Record Type: RIE
Publication Date: 1986-Apr-17
Pages: 13
Abstractor: N/A
Reference Count: 0
ISBN: N/A
ISSN: N/A
From "Youth in Transition" to "Monitoring the Future": A Tale of Two Longitudinal Studies of Youth in the United States.
Bachman, Jerald G.
This paper uses a case history approach to present the evolution of two longitudinal studies, Youth in Transition, which involved 8 years of data collection (1966-1974) and Monitoring the Future, for which data collection began in 1975 and continues in the present. The Youth in Transition project is described as a study of the causes and consequences of dropping out of high school. Five key decisions about research design made during the program planning phase are discussed. Expansions of the project over an 8-year period are explained. It is noted that the Youth in Transition study laid the groundwork for the Monitorig the Future project and that the studies share similarities in content and methodology. Eight lessons which were learned from the Youth in Transition study and which affected plans for the Monitoring the Future project are listed. The Monitoring the Future project is described as an attempt to extend many of the trend analyses from the first study. Funding, initial data collection from 16,000 seniors in 125 high schools, and follow-up data collections are briefly presented. It is noted that one important product of this project has been extensive descriptive reporting of drug use levels and trends among high school seniors. A continuation of the collection, analysis, and reporting of these data is recommended, especially since the lengthening span of time makes the analyses richer with each new year of data collection. (NB)

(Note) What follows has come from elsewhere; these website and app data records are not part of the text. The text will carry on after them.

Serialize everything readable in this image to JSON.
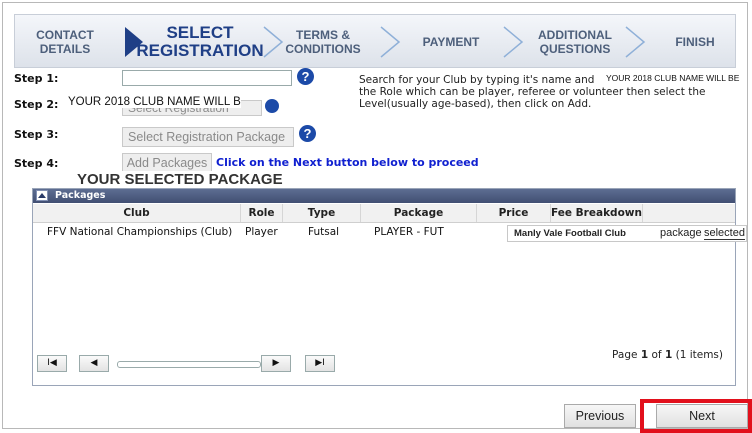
{
  "wizard": {
    "steps": [
      {
        "line1": "CONTACT",
        "line2": "DETAILS"
      },
      {
        "line1": "SELECT",
        "line2": "REGISTRATION"
      },
      {
        "line1": "TERMS &",
        "line2": "CONDITIONS"
      },
      {
        "line1": "PAYMENT",
        "line2": ""
      },
      {
        "line1": "ADDITIONAL",
        "line2": "QUESTIONS"
      },
      {
        "line1": "FINISH",
        "line2": ""
      }
    ],
    "active_index": 1
  },
  "form": {
    "step1_label": "Step 1:",
    "step2_label": "Step 2:",
    "step3_label": "Step 3:",
    "step4_label": "Step 4:",
    "club_input_value": "",
    "help_glyph": "?",
    "hint_text": "Search for your Club by typing it's name and displayed. You then select the Role which can be player, referee or volunteer then select the Level(usually age-based), then click on Add.",
    "overlay_club_name_top": "YOUR 2018 CLUB NAME WILL BE",
    "overlay_club_name_step2": "YOUR 2018 CLUB NAME WILL B",
    "role_select_value": "Select Registration",
    "package_select_value": "Select Registration Package",
    "add_packages_label": "Add Packages",
    "proceed_text": "Click on the Next button below to proceed",
    "selected_package_heading": "YOUR SELECTED PACKAGE"
  },
  "packages": {
    "title": "Packages",
    "columns": [
      "Club",
      "Role",
      "Type",
      "Package",
      "Price",
      "Fee Breakdown"
    ],
    "rows": [
      {
        "club": "FFV National Championships (Club)",
        "role": "Player",
        "type": "Futsal",
        "package": "PLAYER - FUT",
        "price": "",
        "fee_breakdown": ""
      }
    ],
    "overlay_fee": {
      "club": "Manly Vale Football Club",
      "text": "package",
      "selected": "selected"
    },
    "pager": {
      "first": "I◀",
      "prev": "◀",
      "next": "▶",
      "last": "▶I",
      "page_word": "Page",
      "current": "1",
      "of_word": "of",
      "total": "1",
      "items": "(1 items)"
    }
  },
  "footer": {
    "previous_label": "Previous",
    "next_label": "Next"
  },
  "colors": {
    "accent": "#1f3f86",
    "help_icon": "#1c4aa8",
    "panel_header": "#4a5a7e",
    "proceed_text": "#1020d0",
    "highlight": "#e2101c"
  }
}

Publication Type: Reports - Research; Speeches/Meeting Papers
Education Level: N/A
Audience: Researchers
Language: English
Sponsor: N/A
Authoring Institution: N/A
Note: Paper presented at the Annual Meeting of the American Educational Research Association (70th, San Francisco, CA, April 16-20, 1986). Figures may be marginally reproducible due to small print.